For many students, attending university in Canada is a great way to get a quality education at an affordable price. The Council of Ministers of Education of Canada (CMEC) provides an online tool that helps prospective international students calculate the costs of studying at different universities in Canada, as well as providing guidance on the documents needed to apply. However, the amount of subsidy awarded per student varies by province, so the cost of one university in one province may be different from the costs of another. Canadian universities and colleges are not free, but they are relatively more affordable compared to post-secondary education tuition in other parts of the world. This is equivalent to both U.
S. colleges and universities. Government and other countries offer degrees (bachelor's, master's and doctorate) instead of diplomas. Since college is an optional educational experience for high school graduates, college becomes more of a privilege than a law.
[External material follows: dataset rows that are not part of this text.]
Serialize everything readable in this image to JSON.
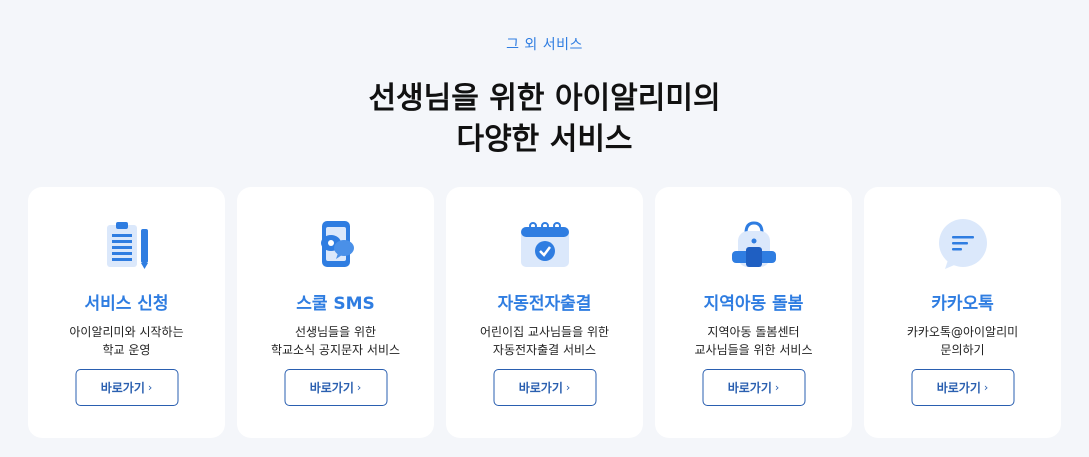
{
  "section": {
    "eyebrow": "그 외 서비스",
    "title_line1": "선생님을 위한 아이알리미의",
    "title_line2": "다양한 서비스"
  },
  "cards": [
    {
      "icon": "clipboard-pencil-icon",
      "title": "서비스 신청",
      "desc_line1": "아이알리미와 시작하는",
      "desc_line2": "학교 운영",
      "button": "바로가기",
      "chevron": "›"
    },
    {
      "icon": "phone-chat-icon",
      "title": "스쿨 SMS",
      "desc_line1": "선생님들을 위한",
      "desc_line2": "학교소식 공지문자 서비스",
      "button": "바로가기",
      "chevron": "›"
    },
    {
      "icon": "calendar-check-icon",
      "title": "자동전자출결",
      "desc_line1": "어린이집 교사님들을 위한",
      "desc_line2": "자동전자출결 서비스",
      "button": "바로가기",
      "chevron": "›"
    },
    {
      "icon": "backpack-icon",
      "title": "지역아동 돌봄",
      "desc_line1": "지역아동 돌봄센터",
      "desc_line2": "교사님들을 위한 서비스",
      "button": "바로가기",
      "chevron": "›"
    },
    {
      "icon": "chat-bubble-icon",
      "title": "카카오톡",
      "desc_line1": "카카오톡@아이알리미",
      "desc_line2": "문의하기",
      "button": "바로가기",
      "chevron": "›"
    }
  ],
  "colors": {
    "accent": "#2f7de1",
    "button_border": "#2a5fb0",
    "background": "#f4f6fa"
  }
}
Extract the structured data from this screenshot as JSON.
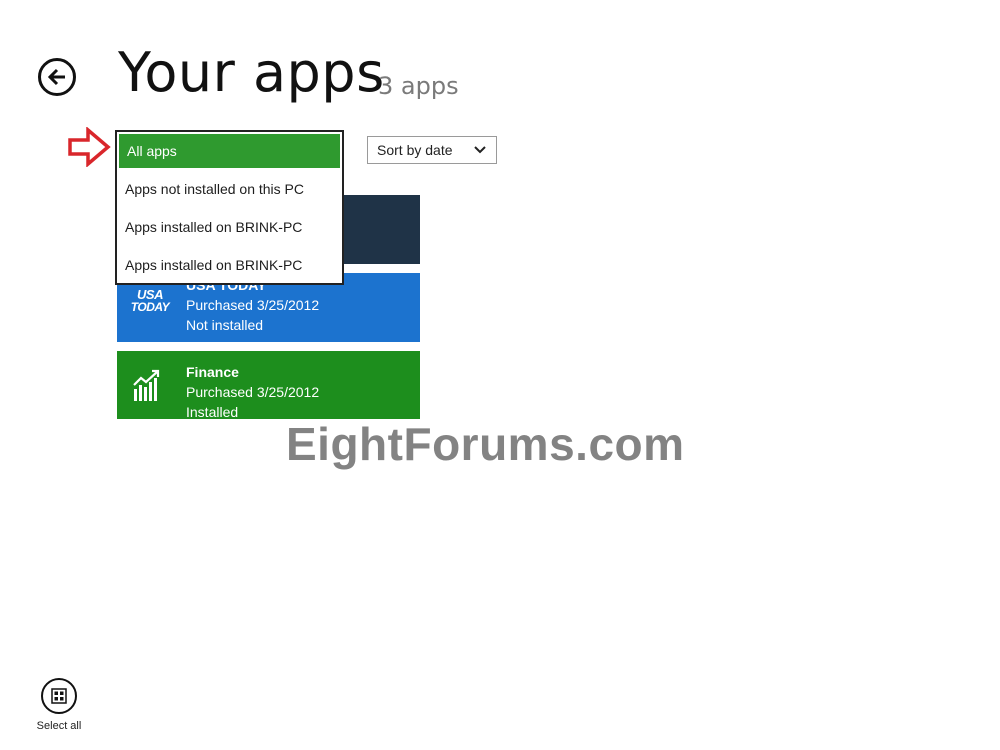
{
  "header": {
    "title": "Your apps",
    "count": "3 apps"
  },
  "filter": {
    "options": [
      {
        "label": "All apps",
        "selected": true
      },
      {
        "label": "Apps not installed on this PC",
        "selected": false
      },
      {
        "label": "Apps installed on BRINK-PC",
        "selected": false
      },
      {
        "label": "Apps installed on BRINK-PC",
        "selected": false
      }
    ]
  },
  "sort": {
    "value": "Sort by date"
  },
  "apps": [
    {
      "name": "",
      "status1": "",
      "status2": "",
      "color": "#1f3347"
    },
    {
      "name": "USA TODAY",
      "status1": "Purchased 3/25/2012",
      "status2": "Not installed",
      "color": "#1c73cf",
      "icon": "usa-today-logo"
    },
    {
      "name": "Finance",
      "status1": "Purchased 3/25/2012",
      "status2": "Installed",
      "color": "#1d8e1d",
      "icon": "finance-chart-icon"
    }
  ],
  "usa_logo": {
    "line1": "USA",
    "line2": "TODAY"
  },
  "watermark": "EightForums.com",
  "appbar": {
    "select_all_label": "Select all"
  },
  "colors": {
    "accent_green": "#2f9a2f",
    "arrow_red": "#d9262b"
  }
}
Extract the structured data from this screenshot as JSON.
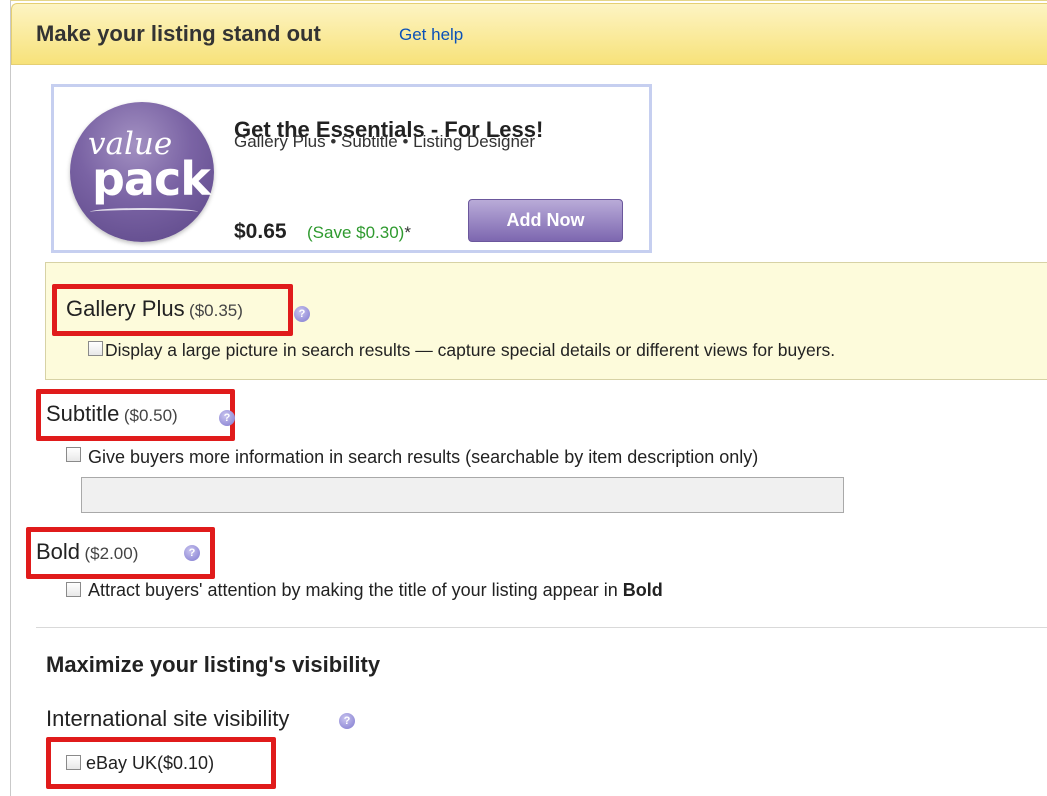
{
  "header": {
    "title": "Make your listing stand out",
    "help_link": "Get help"
  },
  "promo": {
    "logo_text_1": "value",
    "logo_text_2": "pack",
    "title": "Get the Essentials - For Less!",
    "items": "Gallery Plus • Subtitle • Listing Designer",
    "price": "$0.65",
    "save": "(Save $0.30)",
    "save_mark": "*",
    "button_label": "Add Now"
  },
  "options": {
    "gallery_plus": {
      "label": "Gallery Plus",
      "price": "($0.35)",
      "description": "Display a large picture in search results — capture special details or different views for buyers."
    },
    "subtitle": {
      "label": "Subtitle",
      "price": "($0.50)",
      "description": "Give buyers more information in search results (searchable by item description only)",
      "input_value": ""
    },
    "bold": {
      "label": "Bold",
      "price": "($2.00)",
      "description_prefix": "Attract buyers' attention by making the title of your listing appear in ",
      "description_bold": "Bold"
    }
  },
  "visibility": {
    "section_title": "Maximize your listing's visibility",
    "international_label": "International site visibility",
    "ebay_uk_label": "eBay UK($0.10)"
  },
  "icons": {
    "help": "?"
  },
  "colors": {
    "link": "#0b51b8",
    "highlight": "#e01b1b",
    "save_green": "#2f9a2f",
    "button_purple": "#7d67b0",
    "header_yellow": "#f7e27a"
  }
}
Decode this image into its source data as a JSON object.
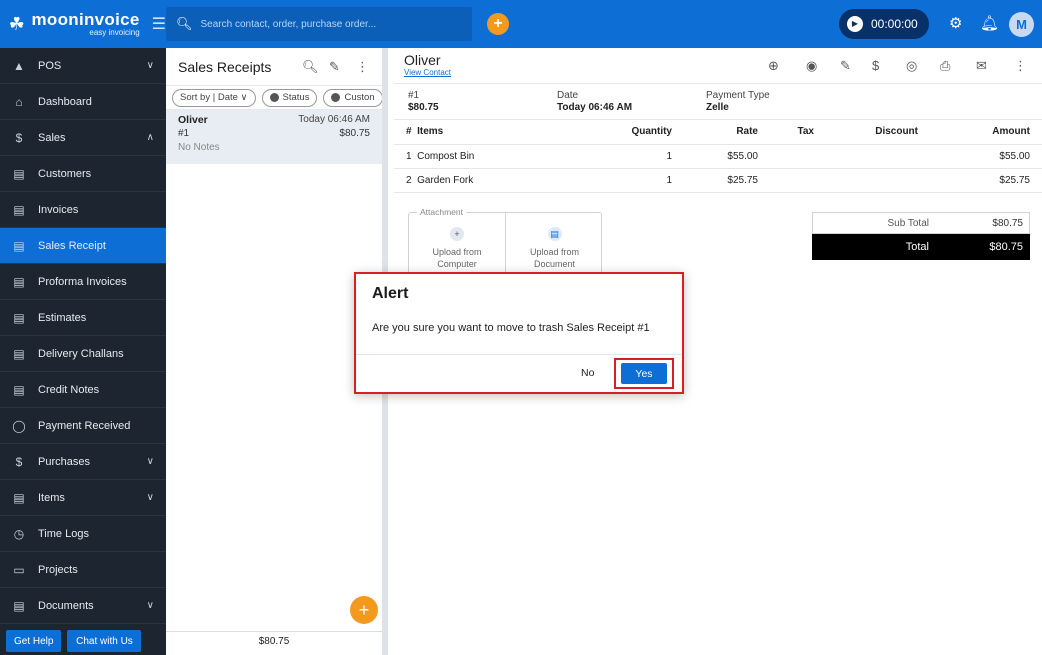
{
  "brand": {
    "name": "mooninvoice",
    "tagline": "easy invoicing"
  },
  "search": {
    "placeholder": "Search contact, order, purchase order..."
  },
  "timer": {
    "value": "00:00:00"
  },
  "user": {
    "initial": "M"
  },
  "sidebar": {
    "items": [
      {
        "label": "POS",
        "chevron": "∨"
      },
      {
        "label": "Dashboard"
      },
      {
        "label": "Sales",
        "chevron": "∧"
      },
      {
        "label": "Customers"
      },
      {
        "label": "Invoices"
      },
      {
        "label": "Sales Receipt"
      },
      {
        "label": "Proforma Invoices"
      },
      {
        "label": "Estimates"
      },
      {
        "label": "Delivery Challans"
      },
      {
        "label": "Credit Notes"
      },
      {
        "label": "Payment Received"
      },
      {
        "label": "Purchases",
        "chevron": "∨"
      },
      {
        "label": "Items",
        "chevron": "∨"
      },
      {
        "label": "Time Logs"
      },
      {
        "label": "Projects"
      },
      {
        "label": "Documents",
        "chevron": "∨"
      }
    ],
    "help_label": "Get Help",
    "chat_label": "Chat with Us"
  },
  "list": {
    "title": "Sales Receipts",
    "filters": {
      "sort": "Sort by | Date ∨",
      "status": "Status",
      "customer": "Custon"
    },
    "rows": [
      {
        "name": "Oliver",
        "date": "Today 06:46 AM",
        "number": "#1",
        "amount": "$80.75",
        "notes": "No Notes"
      }
    ],
    "footer_total": "$80.75"
  },
  "detail": {
    "customer": "Oliver",
    "view_contact": "View Contact",
    "meta": {
      "number": "#1",
      "amount": "$80.75",
      "date_label": "Date",
      "date_value": "Today 06:46 AM",
      "payment_label": "Payment Type",
      "payment_value": "Zelle"
    },
    "columns": {
      "num": "#",
      "items": "Items",
      "quantity": "Quantity",
      "rate": "Rate",
      "tax": "Tax",
      "discount": "Discount",
      "amount": "Amount"
    },
    "items": [
      {
        "num": "1",
        "name": "Compost Bin",
        "quantity": "1",
        "rate": "$55.00",
        "tax": "",
        "discount": "",
        "amount": "$55.00"
      },
      {
        "num": "2",
        "name": "Garden Fork",
        "quantity": "1",
        "rate": "$25.75",
        "tax": "",
        "discount": "",
        "amount": "$25.75"
      }
    ],
    "attachment": {
      "legend": "Attachment",
      "computer_line1": "Upload from",
      "computer_line2": "Computer",
      "document_line1": "Upload from",
      "document_line2": "Document"
    },
    "totals": {
      "subtotal_label": "Sub Total",
      "subtotal": "$80.75",
      "total_label": "Total",
      "total": "$80.75"
    }
  },
  "alert": {
    "title": "Alert",
    "message": "Are you sure you want to move to trash Sales Receipt #1",
    "no_label": "No",
    "yes_label": "Yes"
  }
}
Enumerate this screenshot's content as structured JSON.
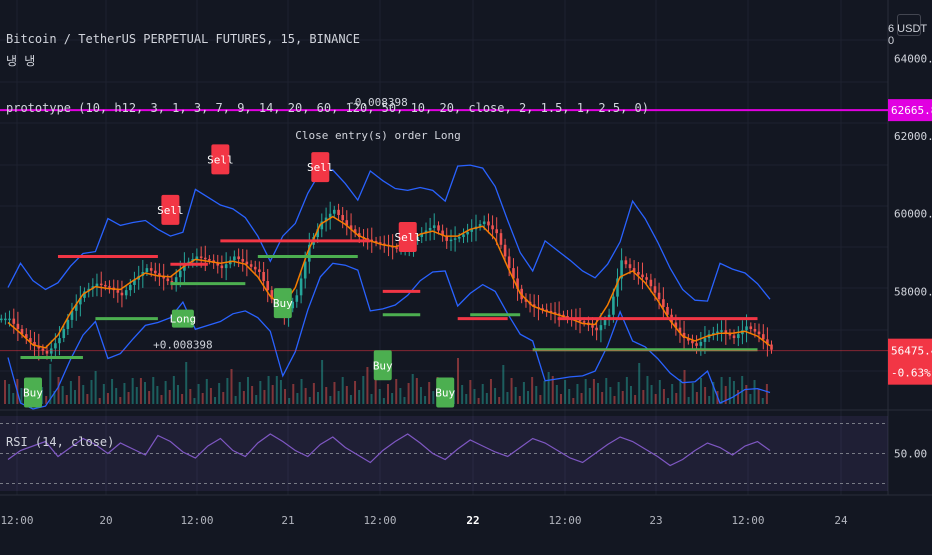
{
  "header": {
    "symbol_title": "Bitcoin / TetherUS PERPETUAL FUTURES, 15, BINANCE",
    "indicator_glyph": "냉 냉",
    "strategy_label": "prototype (10, h12, 3, 1, 3, 7, 9, 14, 20, 60, 120, 50, 10, 20, close, 2, 1.5, 1, 2.5, 0)",
    "unit_label": "6 USDT 0"
  },
  "price_axis": {
    "ticks": [
      "64000.00",
      "62000.00",
      "60000.00",
      "58000.00",
      "50.00"
    ],
    "alert_price": "62665.89",
    "last_price": "56475.45",
    "change_pct": "-0.63%"
  },
  "time_axis": {
    "ticks": [
      "12:00",
      "20",
      "12:00",
      "21",
      "12:00",
      "22",
      "12:00",
      "23",
      "12:00",
      "24"
    ]
  },
  "annotations": {
    "alert_line_text": "-0.008398",
    "close_order_text": "Close entry(s) order Long",
    "long_profit_text": "+0.008398",
    "long_label": "Long",
    "buy_label": "Buy",
    "sell_label": "Sell"
  },
  "rsi": {
    "label": "RSI (14, close)",
    "level": "50.00"
  },
  "colors": {
    "background": "#131722",
    "grid": "#1e2230",
    "candle_up": "#26a69a",
    "candle_down": "#ef5350",
    "bb_line": "#2962ff",
    "ema_line": "#f57c00",
    "stop_line_red": "#f23645",
    "stop_line_green": "#4caf50",
    "alert_line": "#e100e1",
    "rsi_line": "#7e57c2",
    "buy_badge": "#4caf50",
    "sell_badge": "#f23645"
  },
  "chart_data": {
    "type": "line",
    "series": [
      {
        "values": [
          57300,
          56900,
          56600,
          56400,
          56800,
          57500,
          58000,
          58200,
          58100,
          57900,
          58300,
          58600,
          58400,
          58200,
          58700,
          58900,
          58800,
          58600,
          58900,
          58700,
          58500,
          57800,
          57400,
          57900,
          59200,
          59800,
          60100,
          59700,
          59400,
          59300,
          59200,
          59100,
          59200,
          59500,
          59700,
          59300,
          59400,
          59600,
          59800,
          59500,
          58600,
          57800,
          57600,
          57500,
          57400,
          57300,
          57200,
          57000,
          57400,
          58800,
          58500,
          58300,
          57800,
          57200,
          56800,
          56600,
          56900,
          57000,
          56800,
          57100,
          56900,
          56500
        ]
      }
    ],
    "markers": [
      {
        "label": "Sell",
        "time_index": 13,
        "price": 60100
      },
      {
        "label": "Sell",
        "time_index": 17,
        "price": 61400
      },
      {
        "label": "Sell",
        "time_index": 25,
        "price": 61200
      },
      {
        "label": "Sell",
        "time_index": 32,
        "price": 59400
      },
      {
        "label": "Buy",
        "time_index": 2,
        "price": 55400
      },
      {
        "label": "Buy",
        "time_index": 22,
        "price": 57700
      },
      {
        "label": "Buy",
        "time_index": 30,
        "price": 56100
      },
      {
        "label": "Buy",
        "time_index": 35,
        "price": 55400
      },
      {
        "label": "Long",
        "time_index": 14,
        "price": 57300
      }
    ],
    "ylim": [
      55000,
      65500
    ],
    "rsi_ylim": [
      25,
      75
    ],
    "rsi_values": [
      46,
      52,
      55,
      58,
      48,
      54,
      60,
      56,
      50,
      57,
      53,
      49,
      62,
      58,
      51,
      47,
      55,
      60,
      52,
      48,
      57,
      63,
      58,
      52,
      48,
      56,
      61,
      54,
      49,
      44,
      52,
      58,
      63,
      57,
      50,
      46,
      53,
      59,
      55,
      51,
      48,
      54,
      60,
      57,
      52,
      47,
      44,
      50,
      56,
      61,
      58,
      53,
      48,
      42,
      46,
      52,
      57,
      54,
      49,
      55,
      58,
      52
    ]
  }
}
For example, attending McGill University costs the same as enrolling at any other university in Quebec. The terms 'college' and 'university' are generally interchangeable in the United States, so a student can say that he went to college even if the institution he attended is a university. Both colleges and universities in Canada are subsidized by provincial governments to make residents pay less for education. Although many people believe that Canada is full of free college and university options, this is not always the case.